(Source data)

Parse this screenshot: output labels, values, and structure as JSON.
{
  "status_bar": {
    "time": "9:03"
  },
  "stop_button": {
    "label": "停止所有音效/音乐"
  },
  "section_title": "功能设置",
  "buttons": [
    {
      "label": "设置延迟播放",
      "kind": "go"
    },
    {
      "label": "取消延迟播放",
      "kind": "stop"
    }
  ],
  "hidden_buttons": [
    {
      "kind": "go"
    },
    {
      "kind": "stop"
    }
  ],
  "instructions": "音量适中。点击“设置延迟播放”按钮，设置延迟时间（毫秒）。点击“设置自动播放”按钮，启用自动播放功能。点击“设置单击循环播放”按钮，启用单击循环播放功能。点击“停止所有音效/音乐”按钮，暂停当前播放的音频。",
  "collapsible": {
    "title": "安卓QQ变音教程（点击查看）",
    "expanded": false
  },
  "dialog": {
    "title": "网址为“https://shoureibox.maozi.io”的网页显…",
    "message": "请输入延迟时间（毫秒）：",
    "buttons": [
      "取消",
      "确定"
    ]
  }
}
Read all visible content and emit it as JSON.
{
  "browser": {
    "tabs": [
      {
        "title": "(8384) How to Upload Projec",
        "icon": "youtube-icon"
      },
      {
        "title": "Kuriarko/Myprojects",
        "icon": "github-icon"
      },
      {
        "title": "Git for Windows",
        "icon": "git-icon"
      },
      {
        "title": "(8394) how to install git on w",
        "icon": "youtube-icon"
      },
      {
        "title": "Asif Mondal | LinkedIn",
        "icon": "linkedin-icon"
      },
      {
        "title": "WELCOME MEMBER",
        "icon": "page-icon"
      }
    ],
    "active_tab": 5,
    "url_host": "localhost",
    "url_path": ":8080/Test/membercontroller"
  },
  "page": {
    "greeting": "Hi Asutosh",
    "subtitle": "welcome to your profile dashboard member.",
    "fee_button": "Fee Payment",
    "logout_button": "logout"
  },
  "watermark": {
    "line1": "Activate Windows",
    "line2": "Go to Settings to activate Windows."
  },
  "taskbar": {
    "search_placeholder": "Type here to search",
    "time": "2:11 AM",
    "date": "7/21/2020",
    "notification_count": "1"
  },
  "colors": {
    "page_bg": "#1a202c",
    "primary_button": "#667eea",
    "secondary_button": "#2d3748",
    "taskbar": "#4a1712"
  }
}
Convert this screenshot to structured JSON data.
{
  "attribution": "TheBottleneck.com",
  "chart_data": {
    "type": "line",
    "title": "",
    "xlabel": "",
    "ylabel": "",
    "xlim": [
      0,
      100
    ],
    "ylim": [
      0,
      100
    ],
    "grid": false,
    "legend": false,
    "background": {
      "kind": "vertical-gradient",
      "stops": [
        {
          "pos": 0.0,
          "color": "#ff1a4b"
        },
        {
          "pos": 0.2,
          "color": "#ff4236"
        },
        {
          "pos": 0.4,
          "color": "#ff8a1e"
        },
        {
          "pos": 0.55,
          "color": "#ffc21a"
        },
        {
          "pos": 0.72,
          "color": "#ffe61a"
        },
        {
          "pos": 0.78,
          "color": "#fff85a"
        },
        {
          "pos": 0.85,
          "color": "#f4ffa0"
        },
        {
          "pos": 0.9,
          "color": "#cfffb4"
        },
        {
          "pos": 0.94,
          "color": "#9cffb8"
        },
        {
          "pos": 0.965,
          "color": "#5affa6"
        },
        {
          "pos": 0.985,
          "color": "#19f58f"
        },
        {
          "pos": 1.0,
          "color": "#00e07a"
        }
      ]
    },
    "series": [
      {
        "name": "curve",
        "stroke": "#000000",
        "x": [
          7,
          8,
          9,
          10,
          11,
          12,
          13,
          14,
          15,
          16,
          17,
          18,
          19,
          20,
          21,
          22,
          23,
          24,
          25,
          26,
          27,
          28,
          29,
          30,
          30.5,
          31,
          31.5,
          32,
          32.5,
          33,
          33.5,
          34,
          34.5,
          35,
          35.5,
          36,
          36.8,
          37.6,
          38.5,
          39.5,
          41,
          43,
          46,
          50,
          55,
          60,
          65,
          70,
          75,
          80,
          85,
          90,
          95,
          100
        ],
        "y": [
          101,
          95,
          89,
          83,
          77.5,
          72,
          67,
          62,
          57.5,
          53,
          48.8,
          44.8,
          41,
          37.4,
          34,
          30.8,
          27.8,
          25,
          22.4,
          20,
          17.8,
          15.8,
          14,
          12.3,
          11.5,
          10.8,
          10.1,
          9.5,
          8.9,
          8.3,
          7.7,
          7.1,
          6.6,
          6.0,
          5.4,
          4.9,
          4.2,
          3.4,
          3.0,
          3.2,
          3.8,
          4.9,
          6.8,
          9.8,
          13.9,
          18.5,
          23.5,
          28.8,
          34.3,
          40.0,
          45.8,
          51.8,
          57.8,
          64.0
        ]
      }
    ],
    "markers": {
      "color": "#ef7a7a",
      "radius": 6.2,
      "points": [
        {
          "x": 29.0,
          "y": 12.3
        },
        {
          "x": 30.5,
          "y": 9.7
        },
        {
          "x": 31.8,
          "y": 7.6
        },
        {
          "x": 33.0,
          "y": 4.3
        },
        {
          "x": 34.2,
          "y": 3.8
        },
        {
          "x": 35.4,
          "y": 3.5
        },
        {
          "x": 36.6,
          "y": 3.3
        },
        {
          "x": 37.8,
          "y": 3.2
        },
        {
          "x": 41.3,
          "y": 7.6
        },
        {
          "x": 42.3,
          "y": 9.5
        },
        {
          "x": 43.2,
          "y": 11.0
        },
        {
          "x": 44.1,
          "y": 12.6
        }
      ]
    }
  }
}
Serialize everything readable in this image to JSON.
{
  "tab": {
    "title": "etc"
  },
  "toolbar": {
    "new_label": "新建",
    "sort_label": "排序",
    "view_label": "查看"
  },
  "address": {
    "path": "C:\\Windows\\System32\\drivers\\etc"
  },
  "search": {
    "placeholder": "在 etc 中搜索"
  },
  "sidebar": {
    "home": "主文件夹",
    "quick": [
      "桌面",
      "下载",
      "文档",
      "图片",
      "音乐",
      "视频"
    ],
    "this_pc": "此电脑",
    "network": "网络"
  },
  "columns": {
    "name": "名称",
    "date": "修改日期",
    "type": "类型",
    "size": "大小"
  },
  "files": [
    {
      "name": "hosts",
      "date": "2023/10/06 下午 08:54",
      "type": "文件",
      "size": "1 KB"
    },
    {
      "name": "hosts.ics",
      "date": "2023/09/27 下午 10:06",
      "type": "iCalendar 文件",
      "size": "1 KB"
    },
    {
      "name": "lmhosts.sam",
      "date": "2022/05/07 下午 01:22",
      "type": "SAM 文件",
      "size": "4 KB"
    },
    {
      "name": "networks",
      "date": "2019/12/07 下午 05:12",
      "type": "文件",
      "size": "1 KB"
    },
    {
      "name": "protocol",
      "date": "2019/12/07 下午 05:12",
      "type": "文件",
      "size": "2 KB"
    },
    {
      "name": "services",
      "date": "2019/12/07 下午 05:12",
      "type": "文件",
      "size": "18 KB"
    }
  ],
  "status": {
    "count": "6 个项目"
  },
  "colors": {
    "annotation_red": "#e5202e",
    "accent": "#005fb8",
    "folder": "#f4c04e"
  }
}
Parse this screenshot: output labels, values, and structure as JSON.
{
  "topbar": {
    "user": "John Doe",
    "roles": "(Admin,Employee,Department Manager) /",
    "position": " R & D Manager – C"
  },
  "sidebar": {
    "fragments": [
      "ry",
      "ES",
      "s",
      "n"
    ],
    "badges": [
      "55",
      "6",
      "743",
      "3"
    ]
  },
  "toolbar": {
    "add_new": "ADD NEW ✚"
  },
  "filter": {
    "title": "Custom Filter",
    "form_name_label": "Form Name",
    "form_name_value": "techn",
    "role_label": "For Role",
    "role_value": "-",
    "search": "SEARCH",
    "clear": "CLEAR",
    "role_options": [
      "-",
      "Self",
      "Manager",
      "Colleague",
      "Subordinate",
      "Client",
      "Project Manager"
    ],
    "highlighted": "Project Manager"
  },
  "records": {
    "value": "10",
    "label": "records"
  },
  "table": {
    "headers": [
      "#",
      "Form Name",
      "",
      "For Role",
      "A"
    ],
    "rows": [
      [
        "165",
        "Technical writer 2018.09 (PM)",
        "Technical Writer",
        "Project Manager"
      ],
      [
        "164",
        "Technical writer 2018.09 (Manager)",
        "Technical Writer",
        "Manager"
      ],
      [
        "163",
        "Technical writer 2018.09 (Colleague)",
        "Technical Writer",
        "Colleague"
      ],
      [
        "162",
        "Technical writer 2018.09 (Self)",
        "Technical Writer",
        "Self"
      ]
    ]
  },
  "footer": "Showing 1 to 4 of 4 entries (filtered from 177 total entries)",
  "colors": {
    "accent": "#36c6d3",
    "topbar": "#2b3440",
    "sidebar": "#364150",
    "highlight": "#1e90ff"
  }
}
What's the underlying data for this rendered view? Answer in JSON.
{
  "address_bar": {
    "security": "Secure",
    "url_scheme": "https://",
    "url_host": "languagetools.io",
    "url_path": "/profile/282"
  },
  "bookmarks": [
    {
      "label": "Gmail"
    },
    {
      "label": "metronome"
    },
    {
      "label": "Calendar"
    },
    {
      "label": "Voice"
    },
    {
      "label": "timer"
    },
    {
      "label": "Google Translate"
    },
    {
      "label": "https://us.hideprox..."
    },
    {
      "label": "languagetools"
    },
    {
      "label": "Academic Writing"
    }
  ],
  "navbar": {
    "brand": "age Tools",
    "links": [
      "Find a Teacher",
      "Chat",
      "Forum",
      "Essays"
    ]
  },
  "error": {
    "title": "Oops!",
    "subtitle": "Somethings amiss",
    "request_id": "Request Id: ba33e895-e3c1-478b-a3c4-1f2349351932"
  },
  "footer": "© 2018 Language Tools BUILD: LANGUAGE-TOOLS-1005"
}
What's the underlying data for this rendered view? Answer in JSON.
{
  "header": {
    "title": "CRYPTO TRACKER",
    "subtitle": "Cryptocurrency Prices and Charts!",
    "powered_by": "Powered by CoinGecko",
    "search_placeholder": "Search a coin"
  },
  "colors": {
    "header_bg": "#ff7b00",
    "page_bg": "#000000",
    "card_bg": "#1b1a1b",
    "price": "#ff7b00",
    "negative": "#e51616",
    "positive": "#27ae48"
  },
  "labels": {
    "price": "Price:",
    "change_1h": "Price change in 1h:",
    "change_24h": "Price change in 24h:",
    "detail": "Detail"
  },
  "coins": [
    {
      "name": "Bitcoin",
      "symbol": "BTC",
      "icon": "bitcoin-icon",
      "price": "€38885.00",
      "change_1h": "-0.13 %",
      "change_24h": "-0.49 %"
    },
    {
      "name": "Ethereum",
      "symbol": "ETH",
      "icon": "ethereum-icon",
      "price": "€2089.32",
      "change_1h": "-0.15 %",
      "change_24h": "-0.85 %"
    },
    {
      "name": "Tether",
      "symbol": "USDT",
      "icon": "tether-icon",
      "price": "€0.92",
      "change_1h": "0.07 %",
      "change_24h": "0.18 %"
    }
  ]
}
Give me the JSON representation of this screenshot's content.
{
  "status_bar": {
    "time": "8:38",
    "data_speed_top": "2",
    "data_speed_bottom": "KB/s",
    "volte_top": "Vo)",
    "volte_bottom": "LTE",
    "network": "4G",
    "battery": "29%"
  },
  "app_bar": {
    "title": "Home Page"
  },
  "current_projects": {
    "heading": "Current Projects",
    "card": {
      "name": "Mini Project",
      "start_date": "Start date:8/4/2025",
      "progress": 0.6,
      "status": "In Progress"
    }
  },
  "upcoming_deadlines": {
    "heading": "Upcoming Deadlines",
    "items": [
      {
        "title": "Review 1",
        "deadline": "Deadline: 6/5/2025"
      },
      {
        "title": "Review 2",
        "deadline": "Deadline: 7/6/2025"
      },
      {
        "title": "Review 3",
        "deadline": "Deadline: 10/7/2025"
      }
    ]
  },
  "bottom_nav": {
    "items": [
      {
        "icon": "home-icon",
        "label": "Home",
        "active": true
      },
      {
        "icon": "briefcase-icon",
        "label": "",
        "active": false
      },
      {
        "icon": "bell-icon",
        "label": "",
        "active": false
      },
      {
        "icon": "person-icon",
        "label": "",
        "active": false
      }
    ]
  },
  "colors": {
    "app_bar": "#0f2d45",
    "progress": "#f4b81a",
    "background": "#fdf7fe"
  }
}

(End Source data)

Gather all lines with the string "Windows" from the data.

        "title": "Git for Windows",
    "line1": "Activate Windows",
    "line2": "Go to Settings to activate Windows."
    "path": "C:\\Windows\\System32\\drivers\\etc"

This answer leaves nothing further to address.